*** MATERIAL SHOWN Section Begins ***

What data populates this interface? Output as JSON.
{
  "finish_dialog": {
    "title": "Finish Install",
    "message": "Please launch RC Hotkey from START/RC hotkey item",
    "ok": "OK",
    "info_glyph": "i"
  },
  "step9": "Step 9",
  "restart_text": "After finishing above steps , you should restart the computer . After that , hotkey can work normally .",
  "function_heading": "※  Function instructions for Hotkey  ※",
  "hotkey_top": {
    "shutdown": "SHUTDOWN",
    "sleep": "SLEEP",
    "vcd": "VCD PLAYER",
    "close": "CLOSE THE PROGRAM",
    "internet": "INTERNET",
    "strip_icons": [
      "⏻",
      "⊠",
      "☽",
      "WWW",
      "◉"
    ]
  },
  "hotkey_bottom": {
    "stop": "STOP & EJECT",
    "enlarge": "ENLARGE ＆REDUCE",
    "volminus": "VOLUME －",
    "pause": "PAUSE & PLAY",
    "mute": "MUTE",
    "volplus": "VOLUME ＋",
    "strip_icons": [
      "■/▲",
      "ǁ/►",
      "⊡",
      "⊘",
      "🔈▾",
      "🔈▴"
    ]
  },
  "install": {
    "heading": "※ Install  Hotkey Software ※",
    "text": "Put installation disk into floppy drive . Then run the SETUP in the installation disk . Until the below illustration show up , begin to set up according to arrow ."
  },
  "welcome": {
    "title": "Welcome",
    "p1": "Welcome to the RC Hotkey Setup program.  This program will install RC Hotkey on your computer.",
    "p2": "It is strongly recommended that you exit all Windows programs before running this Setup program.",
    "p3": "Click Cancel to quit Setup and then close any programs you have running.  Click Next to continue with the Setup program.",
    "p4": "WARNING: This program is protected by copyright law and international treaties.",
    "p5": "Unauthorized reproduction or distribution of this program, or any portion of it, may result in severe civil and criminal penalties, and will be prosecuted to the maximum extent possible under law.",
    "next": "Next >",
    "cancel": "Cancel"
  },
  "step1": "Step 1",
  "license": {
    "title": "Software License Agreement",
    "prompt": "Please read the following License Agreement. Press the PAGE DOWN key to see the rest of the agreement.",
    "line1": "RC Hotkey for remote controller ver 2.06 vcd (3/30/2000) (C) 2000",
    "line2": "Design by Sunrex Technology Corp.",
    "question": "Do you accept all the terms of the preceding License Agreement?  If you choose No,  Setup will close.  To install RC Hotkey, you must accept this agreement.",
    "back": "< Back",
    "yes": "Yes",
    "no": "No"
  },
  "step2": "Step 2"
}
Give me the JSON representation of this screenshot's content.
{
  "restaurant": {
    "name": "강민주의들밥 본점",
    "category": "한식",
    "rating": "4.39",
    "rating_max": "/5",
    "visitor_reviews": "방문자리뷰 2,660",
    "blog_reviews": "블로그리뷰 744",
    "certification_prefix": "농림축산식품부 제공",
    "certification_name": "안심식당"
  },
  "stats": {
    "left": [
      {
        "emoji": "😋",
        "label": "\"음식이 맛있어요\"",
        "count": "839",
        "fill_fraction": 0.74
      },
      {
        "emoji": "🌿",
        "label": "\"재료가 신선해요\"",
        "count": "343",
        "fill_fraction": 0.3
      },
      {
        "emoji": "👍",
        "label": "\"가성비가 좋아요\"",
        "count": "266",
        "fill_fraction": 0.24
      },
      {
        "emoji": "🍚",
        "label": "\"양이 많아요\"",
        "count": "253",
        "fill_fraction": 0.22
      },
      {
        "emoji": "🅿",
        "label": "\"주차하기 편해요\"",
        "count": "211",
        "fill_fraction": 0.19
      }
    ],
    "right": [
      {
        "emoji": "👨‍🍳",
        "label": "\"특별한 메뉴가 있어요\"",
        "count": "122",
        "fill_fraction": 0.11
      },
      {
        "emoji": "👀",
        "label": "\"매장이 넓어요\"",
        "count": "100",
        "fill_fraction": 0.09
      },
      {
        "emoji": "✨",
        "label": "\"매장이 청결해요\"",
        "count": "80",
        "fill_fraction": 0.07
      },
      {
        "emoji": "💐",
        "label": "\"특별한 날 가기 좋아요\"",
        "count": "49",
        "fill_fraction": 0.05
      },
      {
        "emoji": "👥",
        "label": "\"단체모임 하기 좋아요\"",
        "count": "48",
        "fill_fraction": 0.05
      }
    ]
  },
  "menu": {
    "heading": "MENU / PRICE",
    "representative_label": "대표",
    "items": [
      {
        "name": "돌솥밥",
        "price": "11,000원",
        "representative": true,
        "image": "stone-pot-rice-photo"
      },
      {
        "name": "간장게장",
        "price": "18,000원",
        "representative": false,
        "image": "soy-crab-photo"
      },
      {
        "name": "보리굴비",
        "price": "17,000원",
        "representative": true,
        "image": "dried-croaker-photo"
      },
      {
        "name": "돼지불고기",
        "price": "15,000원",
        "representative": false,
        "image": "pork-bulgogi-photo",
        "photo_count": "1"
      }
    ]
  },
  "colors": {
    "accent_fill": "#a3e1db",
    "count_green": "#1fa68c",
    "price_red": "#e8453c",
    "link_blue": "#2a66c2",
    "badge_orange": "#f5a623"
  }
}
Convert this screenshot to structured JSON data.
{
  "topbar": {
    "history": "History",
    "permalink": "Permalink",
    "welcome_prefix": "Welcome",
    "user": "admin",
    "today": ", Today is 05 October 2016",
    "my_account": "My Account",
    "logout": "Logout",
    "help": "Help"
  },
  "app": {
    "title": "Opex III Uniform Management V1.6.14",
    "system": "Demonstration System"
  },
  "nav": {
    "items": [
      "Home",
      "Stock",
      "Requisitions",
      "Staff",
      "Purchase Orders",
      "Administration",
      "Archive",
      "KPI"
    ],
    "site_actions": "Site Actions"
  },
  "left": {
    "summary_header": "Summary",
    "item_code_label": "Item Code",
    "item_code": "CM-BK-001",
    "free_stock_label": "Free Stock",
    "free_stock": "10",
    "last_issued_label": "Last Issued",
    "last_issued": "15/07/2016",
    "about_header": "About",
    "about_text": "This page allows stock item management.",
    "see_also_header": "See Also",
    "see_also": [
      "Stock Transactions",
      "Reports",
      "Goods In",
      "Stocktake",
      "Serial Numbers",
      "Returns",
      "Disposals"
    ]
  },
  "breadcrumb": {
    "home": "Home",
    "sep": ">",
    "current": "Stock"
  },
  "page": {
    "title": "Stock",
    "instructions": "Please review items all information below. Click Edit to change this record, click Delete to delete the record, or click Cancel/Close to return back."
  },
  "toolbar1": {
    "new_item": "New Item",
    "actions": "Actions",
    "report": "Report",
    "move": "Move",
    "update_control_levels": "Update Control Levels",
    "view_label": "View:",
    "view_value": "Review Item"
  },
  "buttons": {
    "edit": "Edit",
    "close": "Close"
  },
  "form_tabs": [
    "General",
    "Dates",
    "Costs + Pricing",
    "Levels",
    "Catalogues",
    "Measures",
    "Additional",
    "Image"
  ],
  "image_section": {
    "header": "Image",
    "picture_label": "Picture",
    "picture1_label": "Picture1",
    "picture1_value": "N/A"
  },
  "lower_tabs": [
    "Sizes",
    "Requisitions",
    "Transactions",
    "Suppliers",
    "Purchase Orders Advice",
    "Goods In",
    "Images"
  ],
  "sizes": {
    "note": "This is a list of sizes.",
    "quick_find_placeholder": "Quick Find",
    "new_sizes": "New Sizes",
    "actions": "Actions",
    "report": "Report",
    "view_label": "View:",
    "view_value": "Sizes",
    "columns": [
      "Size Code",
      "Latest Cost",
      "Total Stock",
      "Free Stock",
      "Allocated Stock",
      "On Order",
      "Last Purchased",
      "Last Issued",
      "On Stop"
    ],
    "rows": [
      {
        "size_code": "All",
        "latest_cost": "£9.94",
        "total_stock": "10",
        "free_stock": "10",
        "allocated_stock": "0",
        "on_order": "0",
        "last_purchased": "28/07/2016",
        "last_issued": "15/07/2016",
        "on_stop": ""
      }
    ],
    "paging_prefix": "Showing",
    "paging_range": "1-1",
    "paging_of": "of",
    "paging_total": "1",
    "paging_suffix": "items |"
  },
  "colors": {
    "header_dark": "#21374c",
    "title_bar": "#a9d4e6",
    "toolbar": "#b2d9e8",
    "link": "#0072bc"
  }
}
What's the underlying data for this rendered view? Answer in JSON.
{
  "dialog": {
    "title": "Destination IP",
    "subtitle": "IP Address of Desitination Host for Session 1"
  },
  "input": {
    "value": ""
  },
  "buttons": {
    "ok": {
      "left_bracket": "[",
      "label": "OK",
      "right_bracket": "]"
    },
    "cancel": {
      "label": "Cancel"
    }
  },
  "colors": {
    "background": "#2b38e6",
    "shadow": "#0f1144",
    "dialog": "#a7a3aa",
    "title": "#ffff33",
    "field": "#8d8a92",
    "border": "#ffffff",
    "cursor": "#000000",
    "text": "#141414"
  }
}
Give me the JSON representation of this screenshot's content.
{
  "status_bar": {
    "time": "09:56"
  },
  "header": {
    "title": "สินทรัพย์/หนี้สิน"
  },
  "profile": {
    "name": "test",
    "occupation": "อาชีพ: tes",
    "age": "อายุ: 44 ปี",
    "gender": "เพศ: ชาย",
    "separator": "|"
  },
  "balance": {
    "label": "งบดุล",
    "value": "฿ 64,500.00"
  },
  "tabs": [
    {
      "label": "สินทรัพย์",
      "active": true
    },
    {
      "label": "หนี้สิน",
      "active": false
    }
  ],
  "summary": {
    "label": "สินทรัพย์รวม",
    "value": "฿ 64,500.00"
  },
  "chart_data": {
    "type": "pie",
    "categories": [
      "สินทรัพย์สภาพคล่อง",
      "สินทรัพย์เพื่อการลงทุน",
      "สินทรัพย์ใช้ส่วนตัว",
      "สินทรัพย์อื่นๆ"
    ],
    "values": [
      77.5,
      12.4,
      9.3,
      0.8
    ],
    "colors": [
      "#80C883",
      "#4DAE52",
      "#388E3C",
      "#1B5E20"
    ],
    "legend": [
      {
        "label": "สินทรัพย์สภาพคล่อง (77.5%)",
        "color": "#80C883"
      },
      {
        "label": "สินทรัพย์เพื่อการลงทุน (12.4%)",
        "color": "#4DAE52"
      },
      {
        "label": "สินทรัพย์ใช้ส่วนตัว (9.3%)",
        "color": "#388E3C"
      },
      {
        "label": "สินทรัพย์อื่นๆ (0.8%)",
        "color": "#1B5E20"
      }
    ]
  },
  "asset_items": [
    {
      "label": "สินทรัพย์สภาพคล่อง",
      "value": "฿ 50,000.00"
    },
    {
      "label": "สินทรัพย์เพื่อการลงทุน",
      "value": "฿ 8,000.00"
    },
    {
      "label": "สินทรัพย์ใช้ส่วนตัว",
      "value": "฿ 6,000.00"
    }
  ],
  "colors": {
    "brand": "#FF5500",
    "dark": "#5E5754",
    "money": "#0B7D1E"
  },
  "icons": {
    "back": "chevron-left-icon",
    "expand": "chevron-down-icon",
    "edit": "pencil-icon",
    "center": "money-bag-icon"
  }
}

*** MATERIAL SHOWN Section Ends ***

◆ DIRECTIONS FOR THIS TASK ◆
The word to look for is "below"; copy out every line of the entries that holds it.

◆ FINAL ANSWER ◆
    "text": "Put installation disk into floppy drive . Then run the SETUP in the installation disk . Until the below illustration show up , begin to set up according to arrow ."
    "instructions": "Please review items all information below. Click Edit to change this record, click Delete to delete the record, or click Cancel/Close to return back."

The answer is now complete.